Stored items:
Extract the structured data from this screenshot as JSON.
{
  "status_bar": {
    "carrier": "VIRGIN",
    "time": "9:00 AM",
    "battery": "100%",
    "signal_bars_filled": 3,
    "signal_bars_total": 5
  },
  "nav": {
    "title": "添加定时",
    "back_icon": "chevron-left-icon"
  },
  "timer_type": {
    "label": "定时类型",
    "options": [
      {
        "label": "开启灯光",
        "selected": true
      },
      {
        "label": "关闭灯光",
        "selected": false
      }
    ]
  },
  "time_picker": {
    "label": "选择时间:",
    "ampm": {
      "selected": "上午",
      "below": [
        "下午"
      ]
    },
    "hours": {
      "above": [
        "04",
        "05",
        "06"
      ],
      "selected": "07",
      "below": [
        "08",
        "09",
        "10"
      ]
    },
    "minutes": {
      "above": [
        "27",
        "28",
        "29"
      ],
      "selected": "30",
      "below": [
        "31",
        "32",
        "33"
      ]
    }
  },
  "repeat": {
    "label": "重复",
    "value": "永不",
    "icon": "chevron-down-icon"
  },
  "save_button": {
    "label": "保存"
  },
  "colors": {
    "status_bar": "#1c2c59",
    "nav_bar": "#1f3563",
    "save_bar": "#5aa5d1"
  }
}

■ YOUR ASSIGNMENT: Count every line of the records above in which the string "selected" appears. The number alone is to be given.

■ EXERCISE ANSWER: 5